- aRsync 0.41. I don’t like that a simple rsync GUI is 4.7 MB – what are they hiding in there? I don’t like the Pirate logo on backup software. This is the kind of software which could compromise your whole hard drive or send out your financial data. No to pirates or unknown entities. I don’t like betas for backup or sync software either. This is an area where you need 100% reliablility. Moreover aRsync fails many tests including semantic links, hard links, creation date, fifo and metadata. Ouch.
- Simple Sync 1.1. I don’t know how well SimpleSync works. Perhaps very well if you do follow the instructions for updating rsync. If not certainly it will work as well as Apple’s rsync with. It’s worth noting that Simple Sync is just 210 KB – that’s about right for a wrapper – and that Kevin includes both his mobile number and a link to his main company’s home page on the Simple Sync page. I’m feeling much better about using this script already.
Maybe we will build a self-contained advanced rsync GUI ourselves and release it so that we can get the right version of rsync and a GUI – and then we can share it with the world. For the moment, SuperDuper! and MimMac are keeping us safely backed up and synced.
Whatever you do, don’t forget to backup!
At least once a week.
For those interested in specific backup strategies for Mac OS X for photographers and other media intensive users, I’ve written another article called The Backup Manifesto.

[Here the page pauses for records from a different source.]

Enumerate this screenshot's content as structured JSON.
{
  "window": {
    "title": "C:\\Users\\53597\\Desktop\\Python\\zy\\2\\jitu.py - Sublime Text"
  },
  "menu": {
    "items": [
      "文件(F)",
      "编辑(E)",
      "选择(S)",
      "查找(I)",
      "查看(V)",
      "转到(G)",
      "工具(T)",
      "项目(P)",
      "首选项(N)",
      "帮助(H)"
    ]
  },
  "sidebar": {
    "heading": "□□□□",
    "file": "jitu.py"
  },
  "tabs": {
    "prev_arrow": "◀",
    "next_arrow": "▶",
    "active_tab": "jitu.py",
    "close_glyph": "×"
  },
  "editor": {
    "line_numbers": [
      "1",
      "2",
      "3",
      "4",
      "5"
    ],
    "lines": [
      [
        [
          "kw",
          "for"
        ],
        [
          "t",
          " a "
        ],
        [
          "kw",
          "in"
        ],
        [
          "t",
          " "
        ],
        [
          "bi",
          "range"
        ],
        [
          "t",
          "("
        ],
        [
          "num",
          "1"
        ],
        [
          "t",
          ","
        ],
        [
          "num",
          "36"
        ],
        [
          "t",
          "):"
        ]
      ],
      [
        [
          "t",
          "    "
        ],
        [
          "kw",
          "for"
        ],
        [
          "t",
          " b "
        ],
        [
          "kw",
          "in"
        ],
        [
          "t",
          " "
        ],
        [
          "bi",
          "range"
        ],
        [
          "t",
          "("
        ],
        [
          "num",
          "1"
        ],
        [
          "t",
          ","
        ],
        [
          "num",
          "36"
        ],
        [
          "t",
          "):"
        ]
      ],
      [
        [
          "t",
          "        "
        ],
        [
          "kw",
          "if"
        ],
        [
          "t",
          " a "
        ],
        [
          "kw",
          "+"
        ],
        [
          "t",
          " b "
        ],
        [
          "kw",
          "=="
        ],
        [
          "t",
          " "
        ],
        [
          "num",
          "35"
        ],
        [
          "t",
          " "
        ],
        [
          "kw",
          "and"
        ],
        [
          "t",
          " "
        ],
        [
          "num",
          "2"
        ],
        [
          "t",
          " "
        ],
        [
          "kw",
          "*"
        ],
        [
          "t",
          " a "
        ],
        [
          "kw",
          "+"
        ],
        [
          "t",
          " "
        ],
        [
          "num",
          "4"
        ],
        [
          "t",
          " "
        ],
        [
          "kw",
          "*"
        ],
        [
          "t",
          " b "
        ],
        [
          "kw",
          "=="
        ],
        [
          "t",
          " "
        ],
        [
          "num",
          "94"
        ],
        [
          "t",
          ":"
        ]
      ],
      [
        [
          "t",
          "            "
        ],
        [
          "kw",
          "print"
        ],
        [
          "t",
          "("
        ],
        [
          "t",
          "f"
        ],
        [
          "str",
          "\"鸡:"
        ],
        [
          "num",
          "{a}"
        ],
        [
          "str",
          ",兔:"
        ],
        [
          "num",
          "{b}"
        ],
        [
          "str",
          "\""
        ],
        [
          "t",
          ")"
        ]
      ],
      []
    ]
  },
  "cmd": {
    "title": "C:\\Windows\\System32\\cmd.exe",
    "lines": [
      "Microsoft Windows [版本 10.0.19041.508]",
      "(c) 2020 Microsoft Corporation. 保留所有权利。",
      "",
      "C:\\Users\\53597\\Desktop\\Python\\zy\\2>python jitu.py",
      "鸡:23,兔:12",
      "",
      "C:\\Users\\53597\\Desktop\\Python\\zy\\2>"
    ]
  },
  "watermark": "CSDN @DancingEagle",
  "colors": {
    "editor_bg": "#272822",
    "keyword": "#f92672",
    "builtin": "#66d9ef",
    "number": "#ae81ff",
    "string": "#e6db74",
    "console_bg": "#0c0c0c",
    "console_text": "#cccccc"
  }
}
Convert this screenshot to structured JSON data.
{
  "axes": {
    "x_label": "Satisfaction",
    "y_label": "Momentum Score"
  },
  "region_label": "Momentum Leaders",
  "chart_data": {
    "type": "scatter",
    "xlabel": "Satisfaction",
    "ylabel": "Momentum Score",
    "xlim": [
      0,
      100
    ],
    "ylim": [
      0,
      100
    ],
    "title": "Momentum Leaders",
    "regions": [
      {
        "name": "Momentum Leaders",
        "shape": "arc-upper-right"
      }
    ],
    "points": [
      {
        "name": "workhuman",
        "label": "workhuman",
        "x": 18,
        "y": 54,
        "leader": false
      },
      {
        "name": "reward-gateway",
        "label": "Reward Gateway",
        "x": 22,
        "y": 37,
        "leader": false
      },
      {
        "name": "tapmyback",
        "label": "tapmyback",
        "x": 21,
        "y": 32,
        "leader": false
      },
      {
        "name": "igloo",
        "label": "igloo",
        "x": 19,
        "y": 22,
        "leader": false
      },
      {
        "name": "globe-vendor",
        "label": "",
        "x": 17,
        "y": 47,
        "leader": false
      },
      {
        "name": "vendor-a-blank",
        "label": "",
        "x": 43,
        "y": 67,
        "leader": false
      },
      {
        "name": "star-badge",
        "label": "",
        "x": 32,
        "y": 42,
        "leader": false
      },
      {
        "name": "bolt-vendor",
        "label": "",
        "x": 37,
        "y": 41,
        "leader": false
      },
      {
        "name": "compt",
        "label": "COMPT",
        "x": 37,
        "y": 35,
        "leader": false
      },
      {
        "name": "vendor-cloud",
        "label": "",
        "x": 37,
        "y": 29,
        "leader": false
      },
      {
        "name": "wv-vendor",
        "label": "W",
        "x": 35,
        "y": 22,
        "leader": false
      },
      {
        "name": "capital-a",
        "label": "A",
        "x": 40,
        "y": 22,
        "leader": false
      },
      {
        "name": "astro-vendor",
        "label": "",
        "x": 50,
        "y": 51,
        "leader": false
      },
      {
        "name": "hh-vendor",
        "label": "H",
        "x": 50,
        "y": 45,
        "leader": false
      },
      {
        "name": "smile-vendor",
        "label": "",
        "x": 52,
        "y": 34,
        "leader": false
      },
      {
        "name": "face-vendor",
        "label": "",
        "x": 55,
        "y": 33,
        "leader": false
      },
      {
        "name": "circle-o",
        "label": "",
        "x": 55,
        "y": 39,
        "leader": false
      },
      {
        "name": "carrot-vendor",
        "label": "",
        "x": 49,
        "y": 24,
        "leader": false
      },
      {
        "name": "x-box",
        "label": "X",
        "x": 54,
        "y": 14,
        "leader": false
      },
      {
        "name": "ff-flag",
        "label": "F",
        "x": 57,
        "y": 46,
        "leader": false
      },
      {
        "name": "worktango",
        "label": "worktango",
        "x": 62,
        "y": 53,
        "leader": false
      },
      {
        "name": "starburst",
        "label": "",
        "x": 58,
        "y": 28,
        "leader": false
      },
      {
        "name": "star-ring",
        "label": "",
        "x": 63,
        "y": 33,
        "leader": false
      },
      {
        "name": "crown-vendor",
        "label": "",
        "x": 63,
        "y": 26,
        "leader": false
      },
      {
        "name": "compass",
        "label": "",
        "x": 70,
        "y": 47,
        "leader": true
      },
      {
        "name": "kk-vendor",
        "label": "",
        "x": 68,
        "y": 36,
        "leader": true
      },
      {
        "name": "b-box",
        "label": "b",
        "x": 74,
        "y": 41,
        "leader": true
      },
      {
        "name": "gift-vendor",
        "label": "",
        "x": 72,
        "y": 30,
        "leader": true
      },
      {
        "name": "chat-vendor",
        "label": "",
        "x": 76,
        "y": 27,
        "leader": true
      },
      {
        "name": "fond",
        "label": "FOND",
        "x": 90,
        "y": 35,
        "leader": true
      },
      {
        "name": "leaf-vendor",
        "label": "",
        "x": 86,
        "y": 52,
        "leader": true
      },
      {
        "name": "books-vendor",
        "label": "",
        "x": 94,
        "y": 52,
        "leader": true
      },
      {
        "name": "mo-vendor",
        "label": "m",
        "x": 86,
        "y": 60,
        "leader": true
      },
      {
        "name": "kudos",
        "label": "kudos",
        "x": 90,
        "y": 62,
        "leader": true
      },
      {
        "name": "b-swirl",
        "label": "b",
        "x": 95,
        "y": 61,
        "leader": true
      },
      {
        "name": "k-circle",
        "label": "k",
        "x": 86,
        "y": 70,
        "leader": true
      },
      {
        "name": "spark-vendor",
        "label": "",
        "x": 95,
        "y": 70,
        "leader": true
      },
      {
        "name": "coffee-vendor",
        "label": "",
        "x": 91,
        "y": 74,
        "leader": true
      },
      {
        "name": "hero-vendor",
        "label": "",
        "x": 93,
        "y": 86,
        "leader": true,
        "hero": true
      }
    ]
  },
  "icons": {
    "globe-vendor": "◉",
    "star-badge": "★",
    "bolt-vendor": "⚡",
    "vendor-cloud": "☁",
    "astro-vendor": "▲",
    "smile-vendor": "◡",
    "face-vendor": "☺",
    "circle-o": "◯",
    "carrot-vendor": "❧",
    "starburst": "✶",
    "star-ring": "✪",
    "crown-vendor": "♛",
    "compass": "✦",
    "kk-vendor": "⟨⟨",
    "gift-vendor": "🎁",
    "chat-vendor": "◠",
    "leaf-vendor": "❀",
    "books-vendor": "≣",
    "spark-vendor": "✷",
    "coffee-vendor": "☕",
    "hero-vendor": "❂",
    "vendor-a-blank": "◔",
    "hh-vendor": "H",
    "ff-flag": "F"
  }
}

* MimMac is capable of bootable backups but I have more trust in SuperDuper! both for technical reasons and for licensing reasons as outline later in the article. On the other hand, if you are willing to accept MimMac’s licensing you can probably take a pass on SuperDuper! and use MimMac for everything, saving yourself $28 to spend on a replacement whenever Benjamin decides to abandon MimMac or change his licensing and MimMac won’t run on your computer anymore.